1965 Austin-Healey 3000 Mk III BJ8
$80,000 - $100,000
- Finished in attractive champagne over red leather
- From the final Mk III BJ8 series
- Includes British Motor Industry Heritage Trust (BMIHT) Certificate
Donald Healey’s early life revolved around aircraft, not automobiles. After serving in the Royal Flying Corps, he decided to stay on the ground and developed an interest in sports cars, first with Triumph and then, after the Second World War, at the helm of his own company. The Donald Healey Motor Company started with elegant, upmarket cars, but found its success in building small sports cars with more accessible price tags.
It was the fledgling company that debuted a 100-mph open-top car at the Earls Court Motor Show in London in 1952. Healey’s car attracted the interest of Austin Motor Company managing director Leonard Lord. The two signed an agreement and the Austin-Healey Hundred was on the road within a year. A straight-six replaced the roadster’s four-cylinder engine in 1956, and in 1959 Austin-Healey reached into BMC’s grab bag for the upsized 3.0-liter engine. The new car was badged Austin-Healey 3000 and it was aimed primarily at the American market, where its more powerful engine made the most of high-speed roads.
The 1965 Austin-Healey Mark III BJ8 offered here was delivered new in New York in the spring of 1965 in Ivory White over red leather with a black top. This well-equipped model wore wire wheels wrapped in whitewall tires, an adjustable steering column, a laminated windscreen, overdrive, a heater, and a black tonneau cover when it left the factory at Abingdon.
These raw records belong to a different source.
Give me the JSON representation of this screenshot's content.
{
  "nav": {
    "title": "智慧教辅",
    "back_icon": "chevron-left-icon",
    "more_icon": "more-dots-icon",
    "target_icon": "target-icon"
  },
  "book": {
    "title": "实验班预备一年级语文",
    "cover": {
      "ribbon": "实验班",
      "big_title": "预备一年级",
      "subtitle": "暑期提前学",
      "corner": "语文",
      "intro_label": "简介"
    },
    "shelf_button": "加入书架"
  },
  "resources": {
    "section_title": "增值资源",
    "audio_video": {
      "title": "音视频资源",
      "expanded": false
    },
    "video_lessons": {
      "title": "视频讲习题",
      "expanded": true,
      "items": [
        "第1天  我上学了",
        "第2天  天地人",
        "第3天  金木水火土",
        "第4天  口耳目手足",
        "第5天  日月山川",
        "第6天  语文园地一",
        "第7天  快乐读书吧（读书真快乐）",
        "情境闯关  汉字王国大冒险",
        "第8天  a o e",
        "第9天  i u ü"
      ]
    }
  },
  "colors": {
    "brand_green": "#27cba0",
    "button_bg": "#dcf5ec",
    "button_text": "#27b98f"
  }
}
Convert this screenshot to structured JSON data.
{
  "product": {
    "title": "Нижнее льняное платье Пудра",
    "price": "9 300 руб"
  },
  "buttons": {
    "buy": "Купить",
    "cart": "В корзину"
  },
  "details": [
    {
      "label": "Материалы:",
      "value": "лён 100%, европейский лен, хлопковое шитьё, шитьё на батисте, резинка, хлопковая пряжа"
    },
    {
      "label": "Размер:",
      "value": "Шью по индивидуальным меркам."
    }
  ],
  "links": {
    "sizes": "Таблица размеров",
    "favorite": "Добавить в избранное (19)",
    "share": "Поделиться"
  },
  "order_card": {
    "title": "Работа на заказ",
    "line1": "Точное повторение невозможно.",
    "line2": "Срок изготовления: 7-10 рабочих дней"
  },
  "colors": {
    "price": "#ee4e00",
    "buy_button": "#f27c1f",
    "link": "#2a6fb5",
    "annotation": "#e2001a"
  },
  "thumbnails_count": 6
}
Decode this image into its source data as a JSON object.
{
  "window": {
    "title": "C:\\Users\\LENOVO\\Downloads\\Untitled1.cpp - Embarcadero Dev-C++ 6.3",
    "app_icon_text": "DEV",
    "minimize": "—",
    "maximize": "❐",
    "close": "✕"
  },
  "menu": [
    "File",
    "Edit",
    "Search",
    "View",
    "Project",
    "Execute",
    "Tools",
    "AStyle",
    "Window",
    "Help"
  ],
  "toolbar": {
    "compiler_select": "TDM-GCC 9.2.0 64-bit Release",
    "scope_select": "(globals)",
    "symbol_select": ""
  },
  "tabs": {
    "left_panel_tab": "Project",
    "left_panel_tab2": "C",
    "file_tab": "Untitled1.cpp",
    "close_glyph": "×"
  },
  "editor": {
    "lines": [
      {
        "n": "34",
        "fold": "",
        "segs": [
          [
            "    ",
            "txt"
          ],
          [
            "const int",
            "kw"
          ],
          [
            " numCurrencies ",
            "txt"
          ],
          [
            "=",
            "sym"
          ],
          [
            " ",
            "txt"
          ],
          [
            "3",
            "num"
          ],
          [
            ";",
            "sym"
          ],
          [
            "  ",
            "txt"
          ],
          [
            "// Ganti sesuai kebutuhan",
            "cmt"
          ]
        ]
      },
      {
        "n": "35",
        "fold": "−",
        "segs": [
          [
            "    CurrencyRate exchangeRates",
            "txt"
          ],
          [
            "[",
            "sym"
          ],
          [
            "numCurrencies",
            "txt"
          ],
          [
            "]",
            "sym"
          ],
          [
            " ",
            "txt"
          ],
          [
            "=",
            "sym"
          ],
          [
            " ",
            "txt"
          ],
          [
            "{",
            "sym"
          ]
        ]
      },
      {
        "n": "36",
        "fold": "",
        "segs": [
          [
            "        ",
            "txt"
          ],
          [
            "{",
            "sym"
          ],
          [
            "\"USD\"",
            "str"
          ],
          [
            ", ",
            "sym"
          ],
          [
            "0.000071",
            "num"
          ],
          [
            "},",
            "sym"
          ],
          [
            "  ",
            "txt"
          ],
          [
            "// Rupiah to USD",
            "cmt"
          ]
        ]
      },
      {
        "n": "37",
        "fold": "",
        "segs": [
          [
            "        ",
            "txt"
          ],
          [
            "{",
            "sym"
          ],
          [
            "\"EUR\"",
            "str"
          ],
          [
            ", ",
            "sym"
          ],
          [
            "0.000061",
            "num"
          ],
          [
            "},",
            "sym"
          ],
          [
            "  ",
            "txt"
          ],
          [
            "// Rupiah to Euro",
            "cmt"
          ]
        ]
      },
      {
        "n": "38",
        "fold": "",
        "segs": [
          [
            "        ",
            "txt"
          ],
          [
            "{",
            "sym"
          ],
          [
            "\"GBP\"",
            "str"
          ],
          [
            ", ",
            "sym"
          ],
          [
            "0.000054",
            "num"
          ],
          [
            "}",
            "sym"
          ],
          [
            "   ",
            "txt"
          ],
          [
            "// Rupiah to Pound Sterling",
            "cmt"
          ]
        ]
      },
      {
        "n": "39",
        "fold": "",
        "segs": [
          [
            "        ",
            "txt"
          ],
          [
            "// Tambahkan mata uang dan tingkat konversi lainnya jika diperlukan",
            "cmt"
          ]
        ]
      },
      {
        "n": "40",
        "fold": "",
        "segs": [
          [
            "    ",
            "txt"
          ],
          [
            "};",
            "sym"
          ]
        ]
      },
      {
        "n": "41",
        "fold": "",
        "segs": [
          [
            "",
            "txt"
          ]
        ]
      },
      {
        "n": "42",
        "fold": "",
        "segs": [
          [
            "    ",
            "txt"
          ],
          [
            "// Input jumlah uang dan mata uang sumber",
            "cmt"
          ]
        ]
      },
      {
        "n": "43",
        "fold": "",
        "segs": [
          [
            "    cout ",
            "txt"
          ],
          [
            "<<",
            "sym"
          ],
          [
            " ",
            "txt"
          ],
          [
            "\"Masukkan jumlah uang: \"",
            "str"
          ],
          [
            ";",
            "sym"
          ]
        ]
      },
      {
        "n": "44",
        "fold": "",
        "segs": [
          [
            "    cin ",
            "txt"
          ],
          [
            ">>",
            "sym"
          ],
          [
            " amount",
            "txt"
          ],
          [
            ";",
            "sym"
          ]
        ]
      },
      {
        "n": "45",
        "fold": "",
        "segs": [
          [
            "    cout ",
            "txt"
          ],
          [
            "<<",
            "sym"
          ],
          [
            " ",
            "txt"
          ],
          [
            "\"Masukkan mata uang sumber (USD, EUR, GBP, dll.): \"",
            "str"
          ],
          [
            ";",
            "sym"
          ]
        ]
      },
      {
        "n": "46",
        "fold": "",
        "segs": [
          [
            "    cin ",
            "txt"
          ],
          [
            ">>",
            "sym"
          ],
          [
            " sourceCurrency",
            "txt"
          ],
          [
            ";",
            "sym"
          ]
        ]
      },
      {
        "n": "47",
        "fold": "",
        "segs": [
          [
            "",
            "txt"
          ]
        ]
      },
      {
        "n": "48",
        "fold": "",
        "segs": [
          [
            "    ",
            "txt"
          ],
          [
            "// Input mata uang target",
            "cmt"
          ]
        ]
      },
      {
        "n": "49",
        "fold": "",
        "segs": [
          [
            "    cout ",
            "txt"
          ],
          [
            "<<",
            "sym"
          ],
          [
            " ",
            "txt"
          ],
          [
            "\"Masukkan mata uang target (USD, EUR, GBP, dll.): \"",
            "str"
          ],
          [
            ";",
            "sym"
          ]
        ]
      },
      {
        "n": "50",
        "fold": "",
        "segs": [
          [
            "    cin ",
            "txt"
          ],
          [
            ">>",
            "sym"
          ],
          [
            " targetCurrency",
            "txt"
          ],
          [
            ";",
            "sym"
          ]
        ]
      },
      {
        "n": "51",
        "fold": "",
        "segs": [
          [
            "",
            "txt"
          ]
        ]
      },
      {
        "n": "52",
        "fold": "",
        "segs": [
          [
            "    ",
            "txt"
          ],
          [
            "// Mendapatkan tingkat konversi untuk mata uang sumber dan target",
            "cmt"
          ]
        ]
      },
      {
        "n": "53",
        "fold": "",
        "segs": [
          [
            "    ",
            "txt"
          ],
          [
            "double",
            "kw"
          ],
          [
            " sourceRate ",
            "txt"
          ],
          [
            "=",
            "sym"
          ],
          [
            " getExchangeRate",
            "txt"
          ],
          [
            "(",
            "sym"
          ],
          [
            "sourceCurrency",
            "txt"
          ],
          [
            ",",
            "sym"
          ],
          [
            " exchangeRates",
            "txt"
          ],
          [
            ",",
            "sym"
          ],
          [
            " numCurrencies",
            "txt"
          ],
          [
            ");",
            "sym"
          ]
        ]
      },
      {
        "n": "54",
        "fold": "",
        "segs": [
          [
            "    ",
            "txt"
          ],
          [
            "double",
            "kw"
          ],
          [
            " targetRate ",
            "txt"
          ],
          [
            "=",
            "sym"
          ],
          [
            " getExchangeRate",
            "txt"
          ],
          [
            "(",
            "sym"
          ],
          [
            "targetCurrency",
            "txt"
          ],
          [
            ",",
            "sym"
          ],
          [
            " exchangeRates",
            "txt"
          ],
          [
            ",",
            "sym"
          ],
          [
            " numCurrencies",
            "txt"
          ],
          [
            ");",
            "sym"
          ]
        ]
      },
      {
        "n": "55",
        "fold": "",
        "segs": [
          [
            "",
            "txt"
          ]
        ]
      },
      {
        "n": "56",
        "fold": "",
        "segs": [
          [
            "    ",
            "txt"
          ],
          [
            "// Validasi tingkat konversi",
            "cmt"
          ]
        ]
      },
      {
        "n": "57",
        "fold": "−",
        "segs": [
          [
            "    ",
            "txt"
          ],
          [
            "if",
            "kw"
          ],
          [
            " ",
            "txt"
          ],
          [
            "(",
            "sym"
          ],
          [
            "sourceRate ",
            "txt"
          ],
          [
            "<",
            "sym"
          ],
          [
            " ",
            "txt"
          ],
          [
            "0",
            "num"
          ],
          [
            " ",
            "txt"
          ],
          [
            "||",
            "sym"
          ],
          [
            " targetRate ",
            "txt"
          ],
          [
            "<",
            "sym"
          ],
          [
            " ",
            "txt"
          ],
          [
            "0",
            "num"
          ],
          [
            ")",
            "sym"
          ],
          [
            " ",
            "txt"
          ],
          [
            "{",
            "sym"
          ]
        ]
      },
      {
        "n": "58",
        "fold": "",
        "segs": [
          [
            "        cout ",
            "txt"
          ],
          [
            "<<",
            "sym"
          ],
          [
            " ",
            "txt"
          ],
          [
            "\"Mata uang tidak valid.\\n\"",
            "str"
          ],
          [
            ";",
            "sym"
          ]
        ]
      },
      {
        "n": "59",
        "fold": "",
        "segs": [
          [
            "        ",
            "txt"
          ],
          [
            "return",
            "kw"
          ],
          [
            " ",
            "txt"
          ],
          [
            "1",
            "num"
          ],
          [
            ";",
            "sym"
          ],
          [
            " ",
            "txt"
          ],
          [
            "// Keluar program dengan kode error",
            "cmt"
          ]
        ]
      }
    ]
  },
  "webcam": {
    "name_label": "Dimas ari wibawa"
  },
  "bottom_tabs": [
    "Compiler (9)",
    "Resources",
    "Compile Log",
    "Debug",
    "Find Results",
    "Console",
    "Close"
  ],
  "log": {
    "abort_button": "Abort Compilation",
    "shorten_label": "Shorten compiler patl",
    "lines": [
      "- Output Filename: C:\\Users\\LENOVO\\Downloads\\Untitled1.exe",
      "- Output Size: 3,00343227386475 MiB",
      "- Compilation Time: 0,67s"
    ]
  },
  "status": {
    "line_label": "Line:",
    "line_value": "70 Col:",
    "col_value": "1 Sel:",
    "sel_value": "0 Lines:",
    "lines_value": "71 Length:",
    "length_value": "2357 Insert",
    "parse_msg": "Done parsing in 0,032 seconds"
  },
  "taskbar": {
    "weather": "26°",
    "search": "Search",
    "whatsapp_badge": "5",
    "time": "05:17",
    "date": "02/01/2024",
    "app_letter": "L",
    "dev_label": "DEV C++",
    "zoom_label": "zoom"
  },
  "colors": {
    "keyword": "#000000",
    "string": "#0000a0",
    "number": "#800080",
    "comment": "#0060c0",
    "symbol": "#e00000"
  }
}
Today, the fully restored roadster retains a red interior that contrasts beautifully with its champagne paint. Its chrome shines and its auxiliary driving lamps flank an RAC badge that emphasizes its period charm. Underhood, its straight-six is well detailed. A spare tire and jack are included, as well.